Liz Truss has told right-wing Tory MPs her tax U-turns were “painful,” as she continues to try and shore up her support within the party.
The PM told Eurosceptic backbenchers she was still committed to boosting growth through economic reforms, No 10 sources said.
She has been meeting MPs to appeal for support, with her authority undermined after she abandoned flagship tax cuts.
She will appear at PMQs for the first time since the U-turns on Wednesday.
Her performance will be closely watched, particularly after she faced accusations of avoiding MPs on Monday after rejecting a request to explain her U-turns in the Commons.
Some Tory MPs have been talking privately about how she might be ejected from office, despite party rules preventing a formal challenge for a year.
But cabinet ministers have been calling for unity, saying that Ms Truss had been right to jettison her plans to ensure economic stability.
Chancellor Jeremy Hunt tore up most of last month’s mini-budget on Monday, leaving Ms Truss’s economic agenda in tatters after weeks in No 10.
In an attempt to rally support among her MPs, she hosted backbenchers at Downing Street on Tuesday evening and separately met the European Research Group (ERG) of Brexiteer MPs, an influential group on the right of the party.
After the ERG meeting, the prime minister’s deputy press secretary told reporters she had expressed her “disappointment” at “not being able to follow through on the tax cuts”.
“She said she found it painful and that she did it because she had to,” the press secretary added.
Ian Liddell-Grainger, a Tory backbencher who attended the No 10 meeting, said those in attendance were “very blunt about where we feel we are”.
Adding that “a lot of where we’re going is what I want to hear,” he warned colleagues against ejecting Ms Truss, calling it a “recipe for disaster”.
“I think changing horses at this stage would just be ridiculous,” he added.
Ms Truss also told the ERG group she stood by her commitment to increase defence spending to 3% by 2030.
The target – a key plank of her Tory leadership pitch – is a red line for Defence Secretary Ben Wallace, according to his allies.
However, she has not ruled out further tax hikes and spending cuts to provide further reassurance to investors of her commitment to control UK debt.
All government departments have been told to find savings, ahead of a further economic statement by Mr Hunt on 31 October.
Triple lock pledge
Ms Truss has not ruled out raising working-age benefits below inflation to save billions from the social security budget, despite coming under pressure from Tory MPs to guarantee a rise in line with prices.
On Monday, her spokesman also said she was no longer committed to ensuring the state pension keeps pace with inflation, despite making the commitment two weeks ago.
Welsh Secretary Robert Buckland has said: “I think the more the Conservative Party change leaders, the stronger the case for a general election comes.”
Labour wants the Tory party to “chop and change another leader” but an early election “serves nobody any good”, he said, speaking on BBC Newsnight.
“Not least the Conservative Party and certainly not the country.”
Five of the PM’s own MPs have called publicly on her to resign, with others briefing journalists that they think her time in office is up.
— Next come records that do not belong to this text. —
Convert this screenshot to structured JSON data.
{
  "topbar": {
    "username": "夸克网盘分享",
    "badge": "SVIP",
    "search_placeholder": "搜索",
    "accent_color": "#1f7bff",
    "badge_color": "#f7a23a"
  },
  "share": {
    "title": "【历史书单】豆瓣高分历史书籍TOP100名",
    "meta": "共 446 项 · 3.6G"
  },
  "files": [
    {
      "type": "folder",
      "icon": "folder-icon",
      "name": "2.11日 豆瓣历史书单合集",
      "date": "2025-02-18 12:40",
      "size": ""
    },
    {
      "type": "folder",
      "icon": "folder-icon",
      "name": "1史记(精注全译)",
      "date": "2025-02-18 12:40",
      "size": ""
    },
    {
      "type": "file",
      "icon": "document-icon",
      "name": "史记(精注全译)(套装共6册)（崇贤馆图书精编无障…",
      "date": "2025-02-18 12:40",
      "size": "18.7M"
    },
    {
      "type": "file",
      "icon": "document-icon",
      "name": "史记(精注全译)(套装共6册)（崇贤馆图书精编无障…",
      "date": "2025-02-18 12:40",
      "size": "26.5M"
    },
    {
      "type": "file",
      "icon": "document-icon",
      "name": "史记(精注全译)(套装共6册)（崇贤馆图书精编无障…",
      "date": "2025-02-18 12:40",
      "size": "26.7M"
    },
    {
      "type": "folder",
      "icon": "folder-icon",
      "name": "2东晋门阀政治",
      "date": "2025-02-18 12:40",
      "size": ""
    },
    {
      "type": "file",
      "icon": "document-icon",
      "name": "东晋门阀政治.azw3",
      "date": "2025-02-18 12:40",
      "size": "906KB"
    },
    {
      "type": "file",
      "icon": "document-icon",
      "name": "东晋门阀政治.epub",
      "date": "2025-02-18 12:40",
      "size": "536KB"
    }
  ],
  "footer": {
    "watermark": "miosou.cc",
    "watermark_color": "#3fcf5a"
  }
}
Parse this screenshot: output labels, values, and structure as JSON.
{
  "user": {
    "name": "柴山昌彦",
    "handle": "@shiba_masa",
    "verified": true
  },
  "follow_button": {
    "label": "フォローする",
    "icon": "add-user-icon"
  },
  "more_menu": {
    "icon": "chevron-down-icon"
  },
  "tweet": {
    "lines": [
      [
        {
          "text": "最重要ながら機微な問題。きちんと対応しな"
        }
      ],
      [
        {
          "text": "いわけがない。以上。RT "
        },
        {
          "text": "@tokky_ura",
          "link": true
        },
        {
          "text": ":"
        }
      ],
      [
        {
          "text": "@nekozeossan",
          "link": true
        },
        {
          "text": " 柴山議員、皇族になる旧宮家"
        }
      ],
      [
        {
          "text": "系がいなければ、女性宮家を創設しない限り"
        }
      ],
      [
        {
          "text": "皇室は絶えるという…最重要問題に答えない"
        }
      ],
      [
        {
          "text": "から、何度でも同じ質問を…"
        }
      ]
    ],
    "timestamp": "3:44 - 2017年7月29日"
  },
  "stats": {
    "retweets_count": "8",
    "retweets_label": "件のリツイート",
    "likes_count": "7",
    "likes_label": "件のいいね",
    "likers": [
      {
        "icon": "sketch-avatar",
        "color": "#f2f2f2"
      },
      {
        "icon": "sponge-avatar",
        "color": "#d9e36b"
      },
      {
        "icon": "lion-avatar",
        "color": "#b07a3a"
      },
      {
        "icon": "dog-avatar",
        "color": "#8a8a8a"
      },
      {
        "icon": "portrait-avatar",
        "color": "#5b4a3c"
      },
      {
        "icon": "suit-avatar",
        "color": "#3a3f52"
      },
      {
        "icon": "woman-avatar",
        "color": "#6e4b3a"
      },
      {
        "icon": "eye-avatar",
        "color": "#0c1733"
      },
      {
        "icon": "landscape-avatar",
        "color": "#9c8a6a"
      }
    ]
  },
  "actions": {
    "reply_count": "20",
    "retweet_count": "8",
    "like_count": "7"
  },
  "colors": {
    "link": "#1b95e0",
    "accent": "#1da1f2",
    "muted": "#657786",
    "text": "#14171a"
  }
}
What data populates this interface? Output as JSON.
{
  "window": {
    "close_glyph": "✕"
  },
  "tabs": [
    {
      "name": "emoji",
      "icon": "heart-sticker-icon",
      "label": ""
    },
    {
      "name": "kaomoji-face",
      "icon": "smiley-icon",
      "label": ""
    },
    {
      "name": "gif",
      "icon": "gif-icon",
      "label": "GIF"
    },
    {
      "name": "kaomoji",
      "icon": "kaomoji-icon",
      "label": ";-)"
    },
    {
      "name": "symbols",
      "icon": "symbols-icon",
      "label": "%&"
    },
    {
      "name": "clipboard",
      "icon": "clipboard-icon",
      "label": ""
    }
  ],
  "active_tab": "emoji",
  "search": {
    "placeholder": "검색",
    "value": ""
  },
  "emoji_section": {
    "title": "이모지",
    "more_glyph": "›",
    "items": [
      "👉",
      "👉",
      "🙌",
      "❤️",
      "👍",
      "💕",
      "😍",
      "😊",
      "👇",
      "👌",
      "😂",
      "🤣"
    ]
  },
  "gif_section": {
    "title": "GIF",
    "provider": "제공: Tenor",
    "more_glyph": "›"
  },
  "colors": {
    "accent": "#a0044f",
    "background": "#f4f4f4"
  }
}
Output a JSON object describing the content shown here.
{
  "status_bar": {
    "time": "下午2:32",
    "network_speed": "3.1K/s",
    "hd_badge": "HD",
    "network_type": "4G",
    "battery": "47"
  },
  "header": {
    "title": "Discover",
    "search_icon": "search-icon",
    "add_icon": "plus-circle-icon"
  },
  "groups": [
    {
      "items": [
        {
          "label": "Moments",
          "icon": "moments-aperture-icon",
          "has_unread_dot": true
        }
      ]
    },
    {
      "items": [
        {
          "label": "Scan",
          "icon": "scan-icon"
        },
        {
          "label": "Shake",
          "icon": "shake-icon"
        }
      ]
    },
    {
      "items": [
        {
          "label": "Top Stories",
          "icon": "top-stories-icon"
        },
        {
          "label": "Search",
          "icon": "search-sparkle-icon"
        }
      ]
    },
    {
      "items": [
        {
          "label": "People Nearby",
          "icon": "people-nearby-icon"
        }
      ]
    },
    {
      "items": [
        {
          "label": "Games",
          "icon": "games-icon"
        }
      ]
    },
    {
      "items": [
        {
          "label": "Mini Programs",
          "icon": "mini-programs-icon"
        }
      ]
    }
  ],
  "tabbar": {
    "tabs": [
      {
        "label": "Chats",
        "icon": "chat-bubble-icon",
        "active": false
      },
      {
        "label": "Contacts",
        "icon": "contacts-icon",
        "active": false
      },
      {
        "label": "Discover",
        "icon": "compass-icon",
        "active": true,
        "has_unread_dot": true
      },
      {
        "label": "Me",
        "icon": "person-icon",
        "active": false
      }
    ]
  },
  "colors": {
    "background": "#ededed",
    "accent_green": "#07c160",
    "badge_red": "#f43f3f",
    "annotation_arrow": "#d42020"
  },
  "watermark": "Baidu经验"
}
Tactics reportedly under consideration to oust her include submitting no-confidence letters in an attempt to force her into resigning.
There has also been speculation some MPs could push party bosses into changing the rules to allow an early leadership challenge.
However, there is little agreement over who should take over from Ms Truss if she is removed.